Writers must make a constant effort to find the best verbs to convey action. It’s what Anthony Buckeridge does in the Jennings books. When reading the passages below, notice how vivid the verbs are, how easy it is to visualize the action.
Setup: alone in the boarding school classroom, the boys Jennings and Darbishire decide to play just one cricket bowl — with the blackboard duster as a ball…
“It was unfortunate that Mr. Wilkins should choose that precise moment to enter the room… For as he opened the door, the misguided missile struck the lintel above his head, dropped neatly on to his right shoulder, and left him choking and gasping in a blizzard of chalk dust, as thick as a snow storm on the South Col of Mount Everest. For some moments Jennings and Darbishire stared at the blizzard-bound master in speechless dismay. (…)
He glared at the boys through the powdery pall and held out his hand for the bat. (…)
It has been said that Mr. Wilkins suffered from a kind heart. He was aware of this, and did his utmost to ignore its promptings (…) “Let them off more lightly: give them some other form of punishment,” urged the Kind Heart (…)
He stood frowning with disapproval as Darbishire blew his nose to conceal his grief, and Jennings tottered out of the room in a daze of despair.”
Besides Buckeridge’s deft use of verbs, did you notice how he creates humour? Of course he does it in many ways, but one of them is by using a metaphor, comparison, or other figure of speech in one sentence — then repeating it in the next sentences slightly off-context, as if it were a fact instead of an image.
Here, he does that by talking about the “blizzard of chalk dust” that falls on Mr. Wilkins — then referring to him as “the blizzard-bound master”. He does it again when he says Mr. Wilkins suffers from a kind heart — then capitalizes that Kind Heart and gives it an independent voice.

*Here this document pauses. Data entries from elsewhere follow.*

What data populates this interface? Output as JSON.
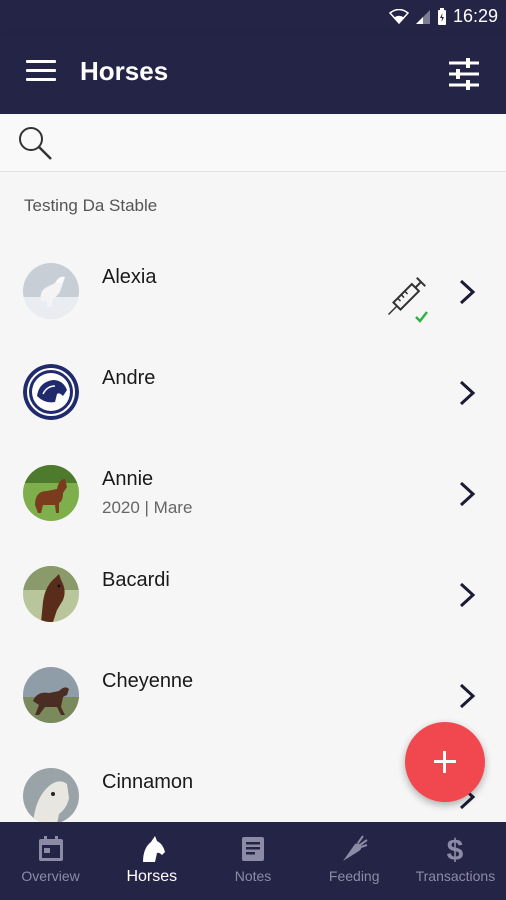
{
  "status_bar": {
    "time": "16:29"
  },
  "app_bar": {
    "title": "Horses"
  },
  "search": {
    "placeholder": ""
  },
  "section": {
    "title": "Testing Da Stable"
  },
  "horses": [
    {
      "name": "Alexia",
      "sub": "",
      "vaccine_done": true
    },
    {
      "name": "Andre",
      "sub": "",
      "vaccine_done": false
    },
    {
      "name": "Annie",
      "sub": "2020 | Mare",
      "vaccine_done": false
    },
    {
      "name": "Bacardi",
      "sub": "",
      "vaccine_done": false
    },
    {
      "name": "Cheyenne",
      "sub": "",
      "vaccine_done": false
    },
    {
      "name": "Cinnamon",
      "sub": "",
      "vaccine_done": false
    }
  ],
  "bottom_nav": {
    "items": [
      {
        "label": "Overview",
        "icon": "calendar-icon",
        "active": false
      },
      {
        "label": "Horses",
        "icon": "horse-head-icon",
        "active": true
      },
      {
        "label": "Notes",
        "icon": "notes-icon",
        "active": false
      },
      {
        "label": "Feeding",
        "icon": "carrot-icon",
        "active": false
      },
      {
        "label": "Transactions",
        "icon": "dollar-icon",
        "active": false
      }
    ]
  },
  "colors": {
    "primary": "#242446",
    "accent": "#f1474f",
    "check": "#2fb344"
  }
}
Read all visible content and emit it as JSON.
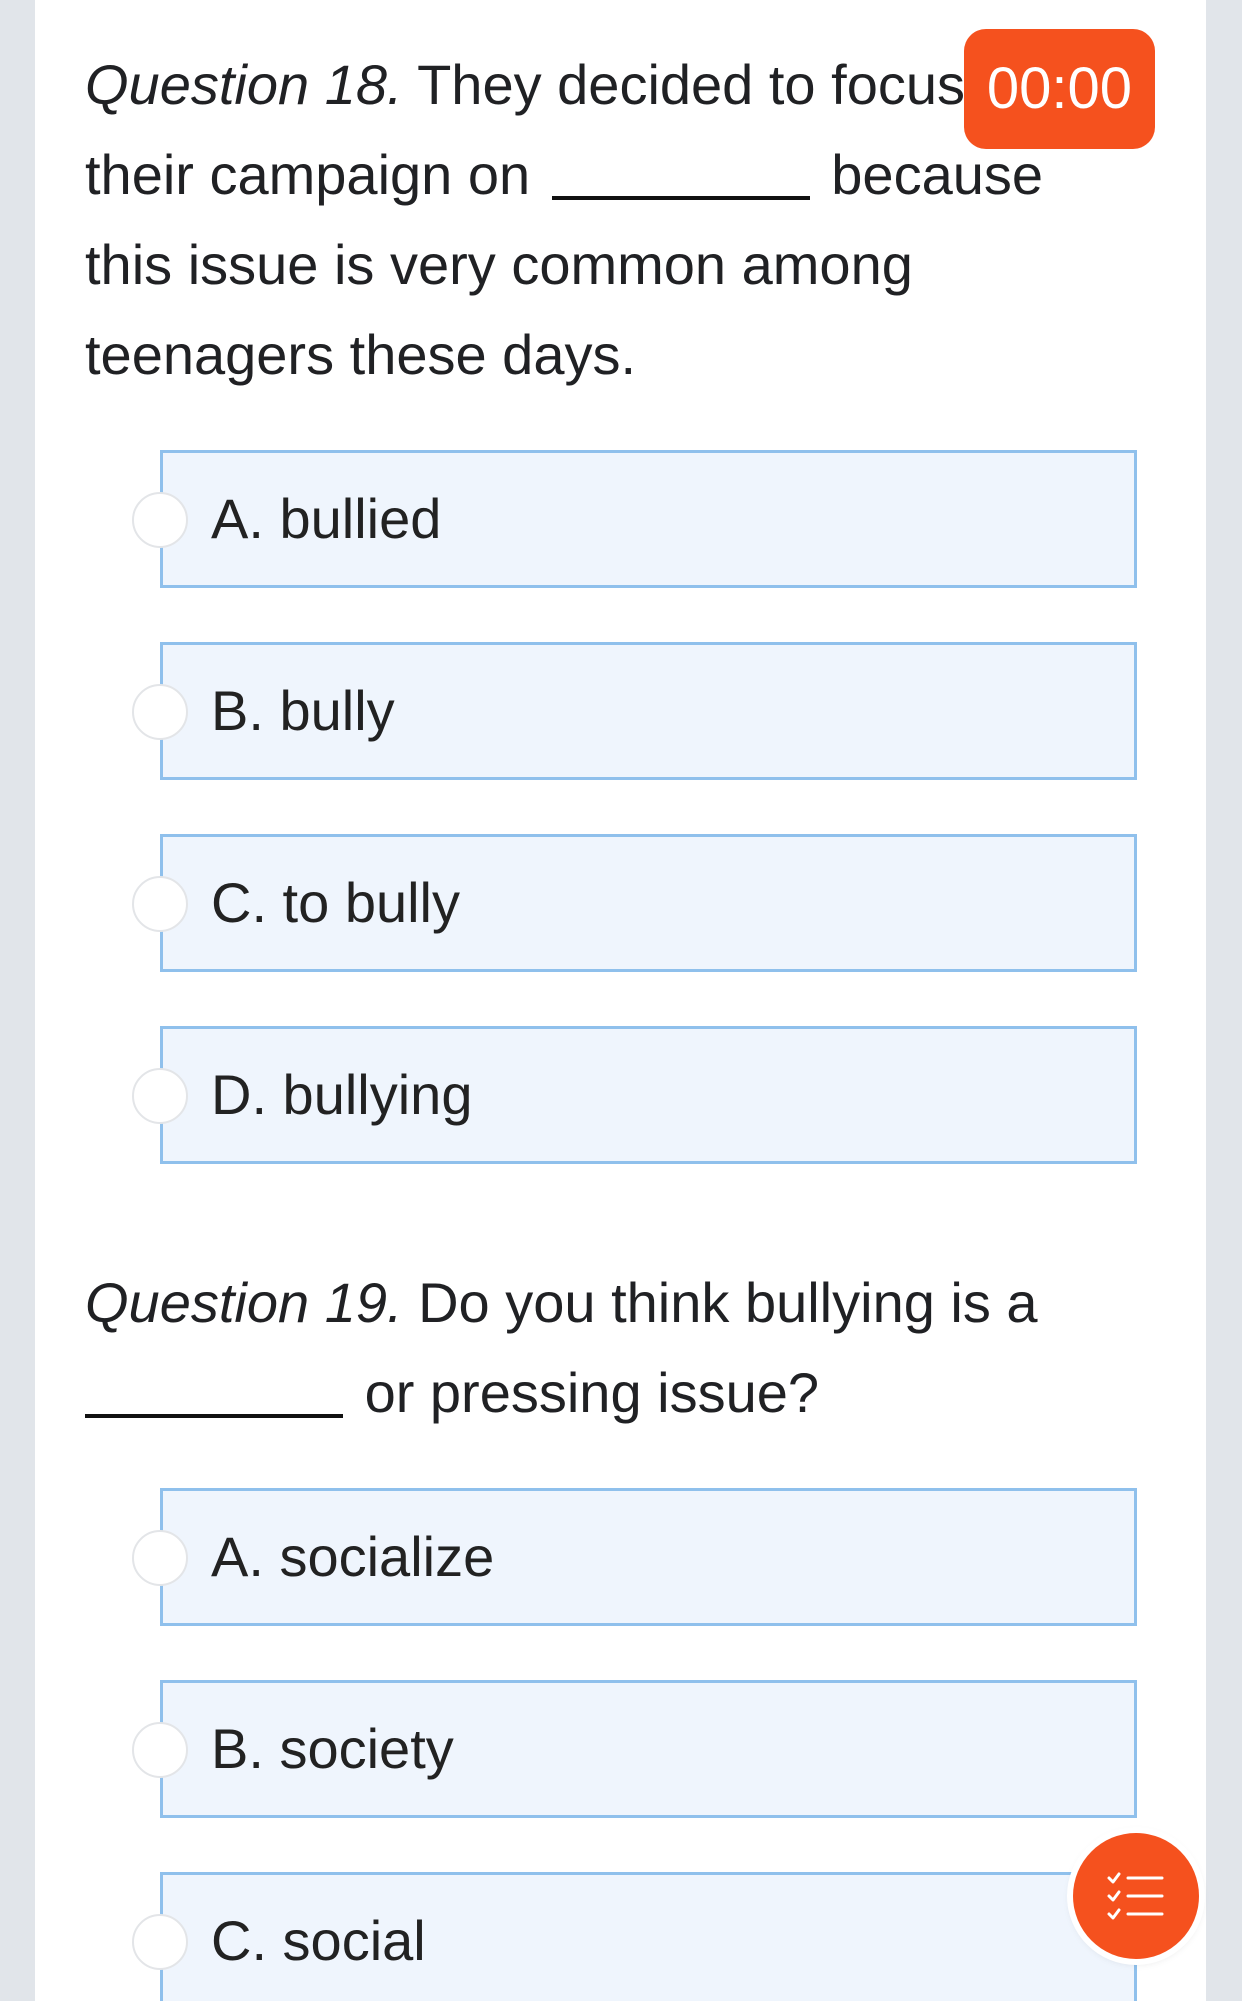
{
  "timer": {
    "value": "00:00"
  },
  "questions": [
    {
      "number": "Question 18.",
      "text_before": "They decided to focus",
      "text_line2": "their campaign on",
      "text_after": "because this issue is very common among teenagers these days.",
      "options": [
        "A. bullied",
        "B. bully",
        "C. to bully",
        "D. bullying"
      ]
    },
    {
      "number": "Question 19.",
      "text_before": "Do you think bullying is a",
      "text_after": "or pressing issue?",
      "options": [
        "A. socialize",
        "B. society",
        "C. social"
      ]
    }
  ],
  "colors": {
    "accent": "#f5511e",
    "option_bg": "#eff5fd",
    "option_border": "#8fc0ec"
  },
  "icons": {
    "fab": "question-list-icon"
  }
}
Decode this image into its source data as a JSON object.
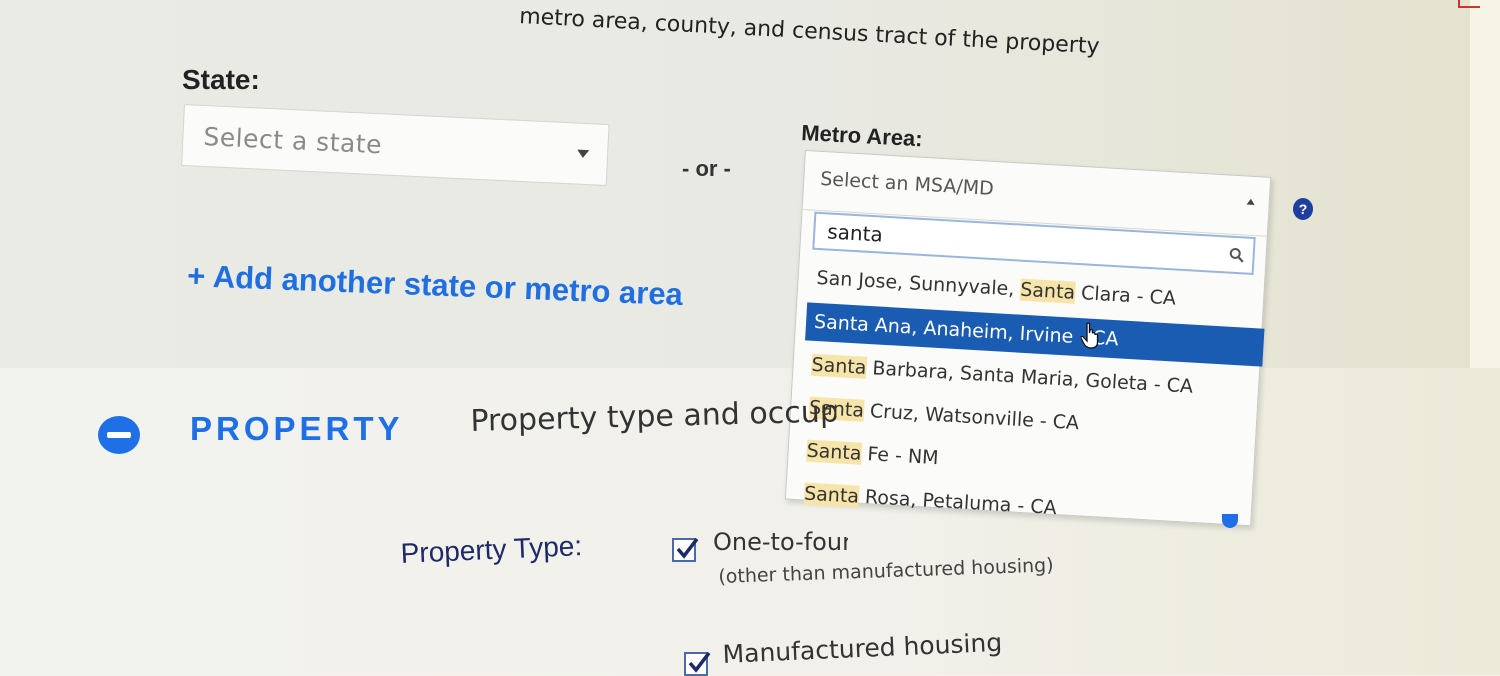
{
  "intro": {
    "text": "metro area, county, and census tract of the property"
  },
  "location": {
    "state_label": "State:",
    "state_placeholder": "Select a state",
    "or_text": "- or -",
    "metro_label": "Metro Area:",
    "metro_placeholder": "Select an MSA/MD",
    "search_value": "santa",
    "add_link": "+ Add another state or metro area",
    "help": "?",
    "results": [
      {
        "pre": "San Jose, Sunnyvale, ",
        "match": "Santa",
        "post": " Clara - CA",
        "selected": false
      },
      {
        "pre": "",
        "match": "Santa",
        "post": " Ana, Anaheim, Irvine - CA",
        "selected": true
      },
      {
        "pre": "",
        "match": "Santa",
        "post": " Barbara, Santa Maria, Goleta - CA",
        "selected": false
      },
      {
        "pre": "",
        "match": "Santa",
        "post": " Cruz, Watsonville - CA",
        "selected": false
      },
      {
        "pre": "",
        "match": "Santa",
        "post": " Fe - NM",
        "selected": false
      },
      {
        "pre": "",
        "match": "Santa",
        "post": " Rosa, Petaluma - CA",
        "selected": false
      }
    ]
  },
  "property": {
    "title": "PROPERTY",
    "subtitle": "Property type and occupancy",
    "type_label": "Property Type:",
    "option1": "One-to-four",
    "option1_sub": "(other than manufactured housing)",
    "option2": "Manufactured housing"
  },
  "colors": {
    "accent": "#1f70e6",
    "selected_row": "#1b5cb3",
    "match_highlight": "#f6e4a8"
  },
  "icons": [
    "chevron-down-icon",
    "chevron-up-icon",
    "search-icon",
    "help-icon",
    "collapse-minus-icon",
    "checkbox-checked-icon",
    "hand-cursor-icon"
  ]
}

It’s a simple trick, but it works. If you want to have a laugh, read a Jennings book. Any of them. It’s guaranteed hilarity.